LeBron Shows Signs of Mortality
The Heat had a chance to tie the game on the final possession of Game 5, despite James scoring a playoff career-low seven points and collecting five fouls.
Against the San Antonio Spurs, a performance like that would make the game an automatic blowout. The leap in defensive prowess from Lance Stephenson (who guarded James throughout Game 5) to Kawhi Leonard is massive.
Leonard is the exact opposite of Stephenson personality-wise, and he is a bigger body with better length to lock down James one-on-one. James could afford to have a bad night against listless Indiana, but San Antonio will be motivated to keep him quiet and avenge last season’s NBA Finals defeat.
Yet if there is one thing James has shown in the last couple of years, it’s his ability to bounce back under immense pressure. Take a look at the difference between Game 5 and Game 6, with stats via ESPN:
If James doesn’t put up his usual 27-8-8 stat line in an NBA Finals game, the Heat will likely lose.

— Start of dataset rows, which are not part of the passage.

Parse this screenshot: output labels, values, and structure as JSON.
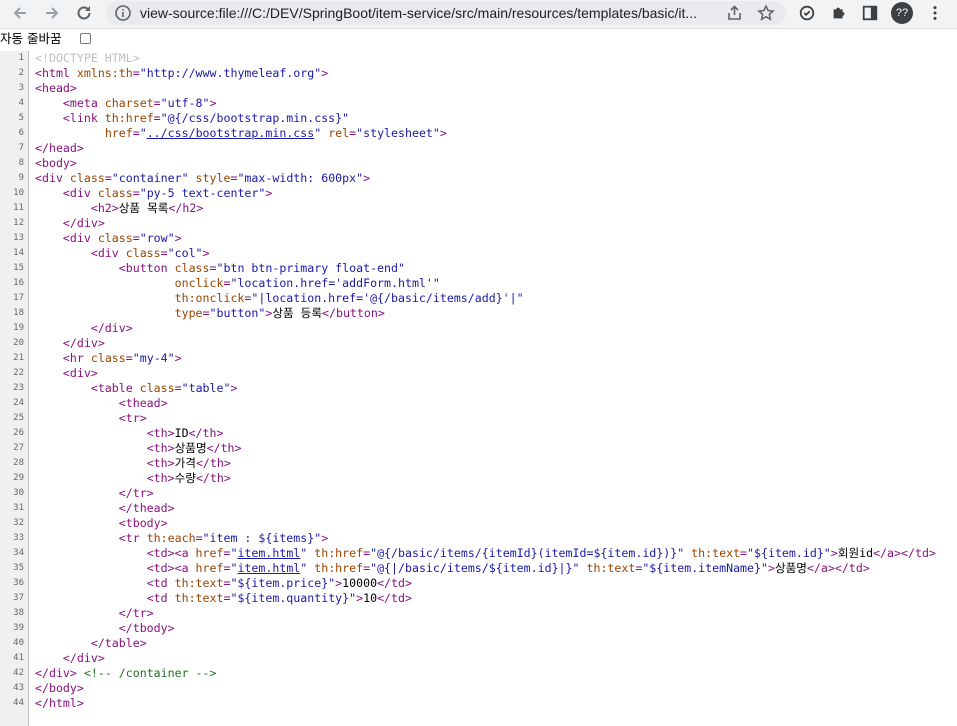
{
  "browser": {
    "url": "view-source:file:///C:/DEV/SpringBoot/item-service/src/main/resources/templates/basic/it...",
    "avatar_text": "??",
    "icons": [
      "back-arrow-icon",
      "forward-arrow-icon",
      "reload-icon",
      "info-icon",
      "share-icon",
      "star-icon",
      "sync-icon",
      "extensions-puzzle-icon",
      "side-panel-icon",
      "kebab-menu-icon"
    ]
  },
  "wrap": {
    "label": "자동 줄바꿈",
    "checked": false
  },
  "source_lines": [
    {
      "n": "1"
    },
    {
      "n": "2"
    },
    {
      "n": "3"
    },
    {
      "n": "4"
    },
    {
      "n": "5"
    },
    {
      "n": "6"
    },
    {
      "n": "7"
    },
    {
      "n": "8"
    },
    {
      "n": "9"
    },
    {
      "n": "10"
    },
    {
      "n": "11"
    },
    {
      "n": "12"
    },
    {
      "n": "13"
    },
    {
      "n": "14"
    },
    {
      "n": "15"
    },
    {
      "n": "16"
    },
    {
      "n": "17"
    },
    {
      "n": "18"
    },
    {
      "n": "19"
    },
    {
      "n": "20"
    },
    {
      "n": "21"
    },
    {
      "n": "22"
    },
    {
      "n": "23"
    },
    {
      "n": "24"
    },
    {
      "n": "25"
    },
    {
      "n": "26"
    },
    {
      "n": "27"
    },
    {
      "n": "28"
    },
    {
      "n": "29"
    },
    {
      "n": "30"
    },
    {
      "n": "31"
    },
    {
      "n": "32"
    },
    {
      "n": "33"
    },
    {
      "n": "34"
    },
    {
      "n": "35"
    },
    {
      "n": "36"
    },
    {
      "n": "37"
    },
    {
      "n": "38"
    },
    {
      "n": "39"
    },
    {
      "n": "40"
    },
    {
      "n": "41"
    },
    {
      "n": "42"
    },
    {
      "n": "43"
    },
    {
      "n": "44"
    }
  ],
  "code": {
    "l1": {
      "doctype": "<!DOCTYPE HTML>"
    },
    "l2": {
      "open": "<html",
      "a1": " xmlns:th",
      "eq": "=",
      "v1": "\"http://www.thymeleaf.org\"",
      "close": ">"
    },
    "l3": {
      "t": "<head>"
    },
    "l4": {
      "indent": "    ",
      "open": "<meta",
      "a1": " charset",
      "eq": "=",
      "v1": "\"utf-8\"",
      "close": ">"
    },
    "l5": {
      "indent": "    ",
      "open": "<link",
      "a1": " th:href",
      "eq": "=",
      "v1": "\"@{/css/bootstrap.min.css}\""
    },
    "l6": {
      "indent": "          ",
      "a1": "href",
      "eq": "=",
      "q1": "\"",
      "link": "../css/bootstrap.min.css",
      "q2": "\"",
      "a2": " rel",
      "eq2": "=",
      "v2": "\"stylesheet\"",
      "close": ">"
    },
    "l7": {
      "t": "</head>"
    },
    "l8": {
      "t": "<body>"
    },
    "l9": {
      "open": "<div",
      "a1": " class",
      "eq": "=",
      "v1": "\"container\"",
      "a2": " style",
      "eq2": "=",
      "v2": "\"max-width: 600px\"",
      "close": ">"
    },
    "l10": {
      "indent": "    ",
      "open": "<div",
      "a1": " class",
      "eq": "=",
      "v1": "\"py-5 text-center\"",
      "close": ">"
    },
    "l11": {
      "indent": "        ",
      "open": "<h2>",
      "text": "상품 목록",
      "close": "</h2>"
    },
    "l12": {
      "indent": "    ",
      "t": "</div>"
    },
    "l13": {
      "indent": "    ",
      "open": "<div",
      "a1": " class",
      "eq": "=",
      "v1": "\"row\"",
      "close": ">"
    },
    "l14": {
      "indent": "        ",
      "open": "<div",
      "a1": " class",
      "eq": "=",
      "v1": "\"col\"",
      "close": ">"
    },
    "l15": {
      "indent": "            ",
      "open": "<button",
      "a1": " class",
      "eq": "=",
      "v1": "\"btn btn-primary float-end\""
    },
    "l16": {
      "indent": "                    ",
      "a1": "onclick",
      "eq": "=",
      "v1": "\"location.href='addForm.html'\""
    },
    "l17": {
      "indent": "                    ",
      "a1": "th:onclick",
      "eq": "=",
      "v1": "\"|location.href='@{/basic/items/add}'|\""
    },
    "l18": {
      "indent": "                    ",
      "a1": "type",
      "eq": "=",
      "v1": "\"button\"",
      "close": ">",
      "text": "상품 등록",
      "end": "</button>"
    },
    "l19": {
      "indent": "        ",
      "t": "</div>"
    },
    "l20": {
      "indent": "    ",
      "t": "</div>"
    },
    "l21": {
      "indent": "    ",
      "open": "<hr",
      "a1": " class",
      "eq": "=",
      "v1": "\"my-4\"",
      "close": ">"
    },
    "l22": {
      "indent": "    ",
      "t": "<div>"
    },
    "l23": {
      "indent": "        ",
      "open": "<table",
      "a1": " class",
      "eq": "=",
      "v1": "\"table\"",
      "close": ">"
    },
    "l24": {
      "indent": "            ",
      "t": "<thead>"
    },
    "l25": {
      "indent": "            ",
      "t": "<tr>"
    },
    "l26": {
      "indent": "                ",
      "open": "<th>",
      "text": "ID",
      "close": "</th>"
    },
    "l27": {
      "indent": "                ",
      "open": "<th>",
      "text": "상품명",
      "close": "</th>"
    },
    "l28": {
      "indent": "                ",
      "open": "<th>",
      "text": "가격",
      "close": "</th>"
    },
    "l29": {
      "indent": "                ",
      "open": "<th>",
      "text": "수량",
      "close": "</th>"
    },
    "l30": {
      "indent": "            ",
      "t": "</tr>"
    },
    "l31": {
      "indent": "            ",
      "t": "</thead>"
    },
    "l32": {
      "indent": "            ",
      "t": "<tbody>"
    },
    "l33": {
      "indent": "            ",
      "open": "<tr",
      "a1": " th:each",
      "eq": "=",
      "v1": "\"item : ${items}\"",
      "close": ">"
    },
    "l34": {
      "indent": "                ",
      "td": "<td>",
      "aopen": "<a",
      "a1": " href",
      "eq": "=",
      "q1": "\"",
      "link": "item.html",
      "q2": "\"",
      "a2": " th:href",
      "eq2": "=",
      "v2": "\"@{/basic/items/{itemId}(itemId=${item.id})}\"",
      "a3": " th:text",
      "eq3": "=",
      "v3": "\"${item.id}\"",
      "close": ">",
      "text": "회원id",
      "aclose": "</a>",
      "tdclose": "</td>"
    },
    "l35": {
      "indent": "                ",
      "td": "<td>",
      "aopen": "<a",
      "a1": " href",
      "eq": "=",
      "q1": "\"",
      "link": "item.html",
      "q2": "\"",
      "a2": " th:href",
      "eq2": "=",
      "v2": "\"@{|/basic/items/${item.id}|}\"",
      "a3": " th:text",
      "eq3": "=",
      "v3": "\"${item.itemName}\"",
      "close": ">",
      "text": "상품명",
      "aclose": "</a>",
      "tdclose": "</td>"
    },
    "l36": {
      "indent": "                ",
      "open": "<td",
      "a1": " th:text",
      "eq": "=",
      "v1": "\"${item.price}\"",
      "close": ">",
      "text": "10000",
      "end": "</td>"
    },
    "l37": {
      "indent": "                ",
      "open": "<td",
      "a1": " th:text",
      "eq": "=",
      "v1": "\"${item.quantity}\"",
      "close": ">",
      "text": "10",
      "end": "</td>"
    },
    "l38": {
      "indent": "            ",
      "t": "</tr>"
    },
    "l39": {
      "indent": "            ",
      "t": "</tbody>"
    },
    "l40": {
      "indent": "        ",
      "t": "</table>"
    },
    "l41": {
      "indent": "    ",
      "t": "</div>"
    },
    "l42": {
      "t": "</div>",
      "sp": " ",
      "comment": "<!-- /container -->"
    },
    "l43": {
      "t": "</body>"
    },
    "l44": {
      "t": "</html>"
    }
  }
}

And with the strategic brilliance of the Spurs, it could happen just like it did in Indiana. That shouldn’t give San Antonio any sort of relief, however. It would just guarantee a monster LeBron performance in the next game.

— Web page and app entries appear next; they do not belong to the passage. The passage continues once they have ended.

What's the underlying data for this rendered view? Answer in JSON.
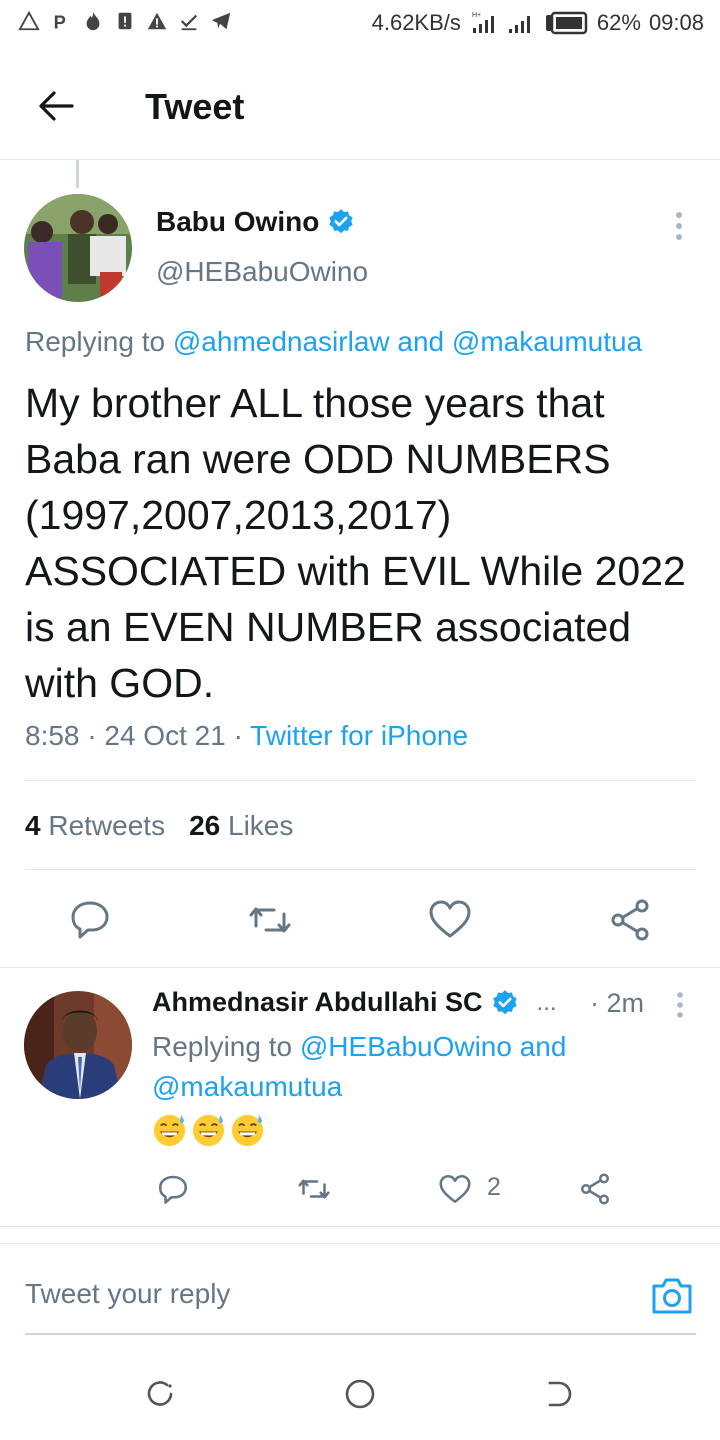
{
  "status_bar": {
    "speed": "4.62KB/s",
    "battery": "62%",
    "time": "09:08"
  },
  "header": {
    "title": "Tweet"
  },
  "tweet": {
    "name": "Babu Owino",
    "handle": "@HEBabuOwino",
    "replying_prefix": "Replying to",
    "replying_mentions": "@ahmednasirlaw and @makaumutua",
    "text": "My brother ALL those years that Baba ran were ODD NUMBERS (1997,2007,2013,2017) ASSOCIATED with EVIL While 2022 is an EVEN NUMBER associated with GOD.",
    "time_date": "8:58 · 24 Oct 21 · ",
    "source": "Twitter for iPhone",
    "retweets_count": "4",
    "retweets_label": "Retweets",
    "likes_count": "26",
    "likes_label": "Likes"
  },
  "reply": {
    "name": "Ahmednasir Abdullahi SC",
    "ellipsis": "...",
    "time": "· 2m",
    "replying_prefix": "Replying to",
    "replying_mentions": "@HEBabuOwino and @makaumutua",
    "like_count": "2"
  },
  "composer": {
    "placeholder": "Tweet your reply"
  },
  "colors": {
    "accent": "#1da1f2",
    "text": "#14171a",
    "secondary": "#657786",
    "border": "#e1e8ed"
  },
  "icons": {
    "back": "arrow-left-icon",
    "verified": "verified-badge-icon",
    "more": "more-vertical-icon",
    "reply": "reply-icon",
    "retweet": "retweet-icon",
    "like": "heart-icon",
    "share": "share-icon",
    "camera": "camera-icon",
    "emoji": "grinning-sweat-emoji"
  }
}
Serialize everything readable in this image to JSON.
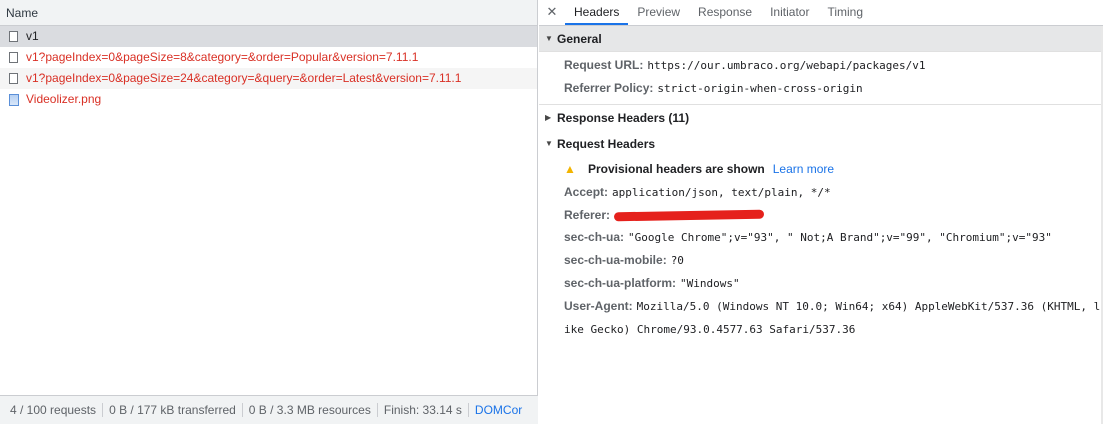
{
  "requests": {
    "column_header": "Name",
    "items": [
      {
        "label": "v1",
        "icon": "document-icon",
        "state": "selected"
      },
      {
        "label": "v1?pageIndex=0&pageSize=8&category=&order=Popular&version=7.11.1",
        "icon": "document-icon",
        "state": "failed"
      },
      {
        "label": "v1?pageIndex=0&pageSize=24&category=&query=&order=Latest&version=7.11.1",
        "icon": "document-icon",
        "state": "failed"
      },
      {
        "label": "Videolizer.png",
        "icon": "image-icon",
        "state": "failed"
      }
    ]
  },
  "status_bar": {
    "requests": "4 / 100 requests",
    "transferred": "0 B / 177 kB transferred",
    "resources": "0 B / 3.3 MB resources",
    "finish": "Finish: 33.14 s",
    "domcontent": "DOMCor"
  },
  "details": {
    "close_glyph": "✕",
    "tabs": [
      "Headers",
      "Preview",
      "Response",
      "Initiator",
      "Timing"
    ],
    "active_tab": "Headers",
    "general": {
      "title": "General",
      "request_url_label": "Request URL:",
      "request_url": "https://our.umbraco.org/webapi/packages/v1",
      "referrer_policy_label": "Referrer Policy:",
      "referrer_policy": "strict-origin-when-cross-origin"
    },
    "response_headers": {
      "title": "Response Headers (11)"
    },
    "request_headers": {
      "title": "Request Headers",
      "warning": "Provisional headers are shown",
      "learn_more": "Learn more",
      "accept_label": "Accept:",
      "accept": "application/json, text/plain, */*",
      "referer_label": "Referer:",
      "sec_ch_ua_label": "sec-ch-ua:",
      "sec_ch_ua": "\"Google Chrome\";v=\"93\", \" Not;A Brand\";v=\"99\", \"Chromium\";v=\"93\"",
      "sec_ch_ua_mobile_label": "sec-ch-ua-mobile:",
      "sec_ch_ua_mobile": "?0",
      "sec_ch_ua_platform_label": "sec-ch-ua-platform:",
      "sec_ch_ua_platform": "\"Windows\"",
      "user_agent_label": "User-Agent:",
      "user_agent_line1": "Mozilla/5.0 (Windows NT 10.0; Win64; x64) AppleWebKit/537.36 (KHTML, l",
      "user_agent_line2": "ike Gecko) Chrome/93.0.4577.63 Safari/537.36"
    }
  },
  "colors": {
    "accent": "#1a73e8",
    "failed": "#d93025",
    "redaction": "#e5211c",
    "warning": "#f2b400"
  }
}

Postseason Wear Isn’t an Issue and Won’t Be
The battle for the NBA championship begins Thursday, giving Miami nearly a week of rest.
This is a good thing, as the Heat have been to the NBA Finals for four consecutive years. The sheer amount of games required to get to the finals—along with the added playoff pressure—accumulates quickly. Sean Deveney of Sporting News broke down the numbers:

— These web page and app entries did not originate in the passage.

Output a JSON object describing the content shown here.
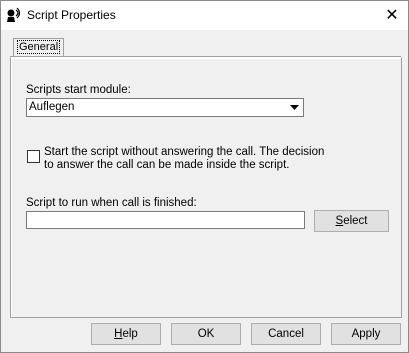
{
  "window": {
    "title": "Script Properties",
    "close_glyph": "✕"
  },
  "tabs": [
    {
      "label": "General",
      "selected": true
    }
  ],
  "general": {
    "start_module_label": "Scripts start module:",
    "start_module_value": "Auflegen",
    "dropdown_icon": "dropdown-arrow-icon",
    "checkbox_line1": "Start the script without answering the call. The decision",
    "checkbox_line2": "to answer the call can be made inside the script.",
    "checkbox_checked": false,
    "finish_script_label": "Script to run when call is finished:",
    "finish_script_value": "",
    "select_button_first": "S",
    "select_button_rest": "elect"
  },
  "buttons": {
    "help_first": "H",
    "help_rest": "elp",
    "ok": "OK",
    "cancel": "Cancel",
    "apply": "Apply"
  },
  "colors": {
    "window_bg": "#f0f0f0",
    "titlebar_bg": "#ffffff",
    "button_bg": "#e1e1e1",
    "border": "#a0a0a0"
  }
}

Miami, though, is back, playing for a championship for the fourth straight year. The win on Friday moved them to 12-3 in the postseason, and makes them 58-24 in the playoffs over the last four years. That means that Miami has played a full, extra 82 games over the course of the last four playoffs. They’ve played five seasons in four years.
Individually, every player on the roster appears healthy and in shape. Ray Allen, at 38 years old, is still capable of scoring outbursts like he had in the fourth quarter of Game 3. Lewis has found his niche with the team, looking the best he ever has in a Heat uniform. The only player who missed most of the Eastern Conference Finals was Andersen.
Also, Erik Spoelstra expertly handled Wade’s minutes throughout the regular season. That has clearly helped the brittle shooting guard, who hasn’t just played in every playoff game but every practice and shootaround as well, as Spoelstra told The Palm Beach Post’s Matt Porter during the Brooklyn series.
LeBron isn’t human, of course, so he doesn’t need rest.
So postseason fatigue has not and will not be an issue for Miami in the playoffs. The Spurs have had their fair share of playoff games too, so any advantage would likely be minimal in that category.
Greg Oden Is Very Excited About an ECF Title
Wait, Greg Oden is on the Heat?
It may be easy to forget. The former No. 1 overall draft pick has played just five minutes in these playoffs. His impact has been negligible, and he certainly isn’t going to have a throwback performance against the Spurs.
However, Oden’s return to the NBA has been nothing short of incredible. As documented in Adam Fromal of Bleacher Report's excellent timeline on Oden, his myriad knee injuries have caused constant setbacks throughout his career, but he has been healthy enough to log minutes for Miami this season.
Besides Toney Douglas, Oden is the only member of the Heat who wasn’t on last year’s team. That’s an obvious fact, however, when looking at the way he reacted to the Eastern Conference championship trophy on Friday.
It was as if he’d never seen anything like it. So, according to Ethan J. Skolnick of Bleacher Report, he just smiled and bounced.
A trophy ceremony for a team that has won it four consecutive years may not sound that eventful—that is, until one of the league’s most heartwarming stories is thrown into the mix. Oden won’t be battling Tim Duncan every possession like many hoped when he was first drafted, but his first NBA Finals appearance will be another chapter in a compelling story.